### Records
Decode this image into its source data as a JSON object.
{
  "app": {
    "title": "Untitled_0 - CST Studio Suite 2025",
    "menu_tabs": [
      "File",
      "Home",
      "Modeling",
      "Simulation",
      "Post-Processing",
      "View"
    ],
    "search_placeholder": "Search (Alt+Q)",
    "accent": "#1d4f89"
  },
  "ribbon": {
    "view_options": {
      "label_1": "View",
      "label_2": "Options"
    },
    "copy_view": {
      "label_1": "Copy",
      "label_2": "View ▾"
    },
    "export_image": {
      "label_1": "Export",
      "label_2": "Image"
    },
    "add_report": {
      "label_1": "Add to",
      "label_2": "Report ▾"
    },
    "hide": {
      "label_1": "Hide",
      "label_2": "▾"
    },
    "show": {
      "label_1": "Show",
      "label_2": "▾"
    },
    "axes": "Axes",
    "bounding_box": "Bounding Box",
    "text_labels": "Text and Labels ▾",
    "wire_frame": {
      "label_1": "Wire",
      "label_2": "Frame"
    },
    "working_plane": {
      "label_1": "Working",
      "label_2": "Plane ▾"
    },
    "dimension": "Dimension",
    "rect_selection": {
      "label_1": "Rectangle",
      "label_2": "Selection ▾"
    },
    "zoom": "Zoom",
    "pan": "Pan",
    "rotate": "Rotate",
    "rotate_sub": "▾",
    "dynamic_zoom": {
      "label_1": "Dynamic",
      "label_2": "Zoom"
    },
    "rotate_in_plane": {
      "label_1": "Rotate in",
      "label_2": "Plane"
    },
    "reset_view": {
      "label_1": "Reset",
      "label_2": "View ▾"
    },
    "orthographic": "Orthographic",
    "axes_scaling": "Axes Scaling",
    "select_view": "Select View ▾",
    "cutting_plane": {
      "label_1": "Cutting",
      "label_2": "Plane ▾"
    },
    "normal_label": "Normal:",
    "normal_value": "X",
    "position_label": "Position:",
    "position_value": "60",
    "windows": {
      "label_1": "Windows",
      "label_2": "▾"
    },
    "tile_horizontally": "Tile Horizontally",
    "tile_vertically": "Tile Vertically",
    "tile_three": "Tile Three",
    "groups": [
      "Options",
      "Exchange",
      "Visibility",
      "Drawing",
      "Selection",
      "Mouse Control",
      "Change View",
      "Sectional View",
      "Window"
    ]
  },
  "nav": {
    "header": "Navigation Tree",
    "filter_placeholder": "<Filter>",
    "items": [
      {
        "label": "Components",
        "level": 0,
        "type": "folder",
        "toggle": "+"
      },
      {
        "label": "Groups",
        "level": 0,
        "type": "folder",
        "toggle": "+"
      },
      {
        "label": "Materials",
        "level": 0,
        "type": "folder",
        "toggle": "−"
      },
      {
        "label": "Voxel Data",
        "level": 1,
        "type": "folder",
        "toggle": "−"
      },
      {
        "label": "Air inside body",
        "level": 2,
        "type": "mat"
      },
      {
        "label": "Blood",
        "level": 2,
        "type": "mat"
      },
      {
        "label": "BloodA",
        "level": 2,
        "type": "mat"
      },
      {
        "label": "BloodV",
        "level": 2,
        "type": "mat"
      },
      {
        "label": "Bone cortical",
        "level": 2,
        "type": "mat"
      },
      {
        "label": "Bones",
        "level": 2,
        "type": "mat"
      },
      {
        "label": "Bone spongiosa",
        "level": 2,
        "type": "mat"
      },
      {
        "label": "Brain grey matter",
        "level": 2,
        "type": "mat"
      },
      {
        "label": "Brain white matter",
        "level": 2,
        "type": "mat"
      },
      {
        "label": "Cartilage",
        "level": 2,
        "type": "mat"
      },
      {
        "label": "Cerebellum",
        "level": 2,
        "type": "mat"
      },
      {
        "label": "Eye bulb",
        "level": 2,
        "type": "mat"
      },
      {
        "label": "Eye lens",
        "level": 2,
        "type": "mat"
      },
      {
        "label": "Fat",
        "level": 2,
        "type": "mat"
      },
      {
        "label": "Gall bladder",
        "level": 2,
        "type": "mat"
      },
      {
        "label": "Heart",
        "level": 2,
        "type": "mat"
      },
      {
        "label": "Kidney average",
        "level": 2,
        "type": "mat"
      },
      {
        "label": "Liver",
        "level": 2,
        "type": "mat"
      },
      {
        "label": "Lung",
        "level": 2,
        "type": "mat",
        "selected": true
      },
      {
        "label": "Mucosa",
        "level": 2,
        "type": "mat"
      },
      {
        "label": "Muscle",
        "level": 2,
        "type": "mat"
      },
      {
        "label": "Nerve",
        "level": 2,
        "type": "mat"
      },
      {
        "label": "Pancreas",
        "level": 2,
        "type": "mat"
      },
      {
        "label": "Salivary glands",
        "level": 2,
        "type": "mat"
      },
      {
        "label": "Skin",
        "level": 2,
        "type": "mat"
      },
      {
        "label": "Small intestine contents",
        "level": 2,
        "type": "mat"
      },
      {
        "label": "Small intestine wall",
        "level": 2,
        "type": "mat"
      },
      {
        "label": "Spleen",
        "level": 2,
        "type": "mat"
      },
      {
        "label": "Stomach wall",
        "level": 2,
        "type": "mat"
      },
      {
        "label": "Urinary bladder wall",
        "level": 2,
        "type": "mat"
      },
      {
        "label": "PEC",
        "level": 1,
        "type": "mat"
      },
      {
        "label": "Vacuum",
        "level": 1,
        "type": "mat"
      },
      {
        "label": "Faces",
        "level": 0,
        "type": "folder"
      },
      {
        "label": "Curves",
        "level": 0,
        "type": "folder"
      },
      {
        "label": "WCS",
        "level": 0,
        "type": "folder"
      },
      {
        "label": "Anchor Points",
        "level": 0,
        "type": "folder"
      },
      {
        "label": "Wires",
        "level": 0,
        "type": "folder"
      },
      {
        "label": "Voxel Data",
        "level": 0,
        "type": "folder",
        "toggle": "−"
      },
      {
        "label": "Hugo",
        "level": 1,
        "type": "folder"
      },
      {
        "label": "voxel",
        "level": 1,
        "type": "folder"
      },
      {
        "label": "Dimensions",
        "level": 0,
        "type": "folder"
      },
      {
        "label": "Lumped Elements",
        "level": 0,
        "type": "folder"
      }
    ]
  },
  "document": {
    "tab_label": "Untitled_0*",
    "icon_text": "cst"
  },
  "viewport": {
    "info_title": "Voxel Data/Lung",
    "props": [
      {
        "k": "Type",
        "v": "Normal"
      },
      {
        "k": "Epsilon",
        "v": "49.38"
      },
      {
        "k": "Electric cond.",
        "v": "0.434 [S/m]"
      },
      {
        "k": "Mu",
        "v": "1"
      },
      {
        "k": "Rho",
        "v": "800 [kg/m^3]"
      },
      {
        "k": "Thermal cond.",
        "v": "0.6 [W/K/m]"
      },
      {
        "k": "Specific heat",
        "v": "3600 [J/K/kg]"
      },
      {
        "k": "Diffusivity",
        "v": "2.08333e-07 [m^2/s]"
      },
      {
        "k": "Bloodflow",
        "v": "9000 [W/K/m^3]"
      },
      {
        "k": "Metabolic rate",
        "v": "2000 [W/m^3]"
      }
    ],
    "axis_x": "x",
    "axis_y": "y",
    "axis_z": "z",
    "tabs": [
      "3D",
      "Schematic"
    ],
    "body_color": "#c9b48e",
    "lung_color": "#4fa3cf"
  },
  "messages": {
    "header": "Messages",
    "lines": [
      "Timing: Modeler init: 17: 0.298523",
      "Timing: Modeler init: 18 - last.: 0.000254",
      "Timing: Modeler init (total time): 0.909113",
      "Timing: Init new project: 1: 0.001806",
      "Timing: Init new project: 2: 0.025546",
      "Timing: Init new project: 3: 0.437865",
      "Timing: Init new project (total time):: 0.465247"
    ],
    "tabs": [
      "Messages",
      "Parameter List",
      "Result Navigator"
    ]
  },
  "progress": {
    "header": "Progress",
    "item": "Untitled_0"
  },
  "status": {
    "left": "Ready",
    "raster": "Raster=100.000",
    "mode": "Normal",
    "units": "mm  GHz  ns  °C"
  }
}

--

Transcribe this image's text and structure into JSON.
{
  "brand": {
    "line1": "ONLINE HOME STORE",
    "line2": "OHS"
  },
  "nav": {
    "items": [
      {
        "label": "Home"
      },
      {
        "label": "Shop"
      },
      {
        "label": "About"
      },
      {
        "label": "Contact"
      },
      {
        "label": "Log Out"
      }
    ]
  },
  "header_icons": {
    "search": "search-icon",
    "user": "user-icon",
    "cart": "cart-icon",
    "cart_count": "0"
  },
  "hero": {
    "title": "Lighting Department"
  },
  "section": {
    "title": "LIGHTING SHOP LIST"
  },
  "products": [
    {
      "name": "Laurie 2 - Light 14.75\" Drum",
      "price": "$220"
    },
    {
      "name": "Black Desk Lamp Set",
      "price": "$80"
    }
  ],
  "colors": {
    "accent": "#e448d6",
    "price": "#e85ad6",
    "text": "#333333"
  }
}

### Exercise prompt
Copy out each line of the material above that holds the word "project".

### Exercise result
      "Timing: Init new project: 1: 0.001806",
      "Timing: Init new project: 2: 0.025546",
      "Timing: Init new project: 3: 0.437865",
      "Timing: Init new project (total time):: 0.465247"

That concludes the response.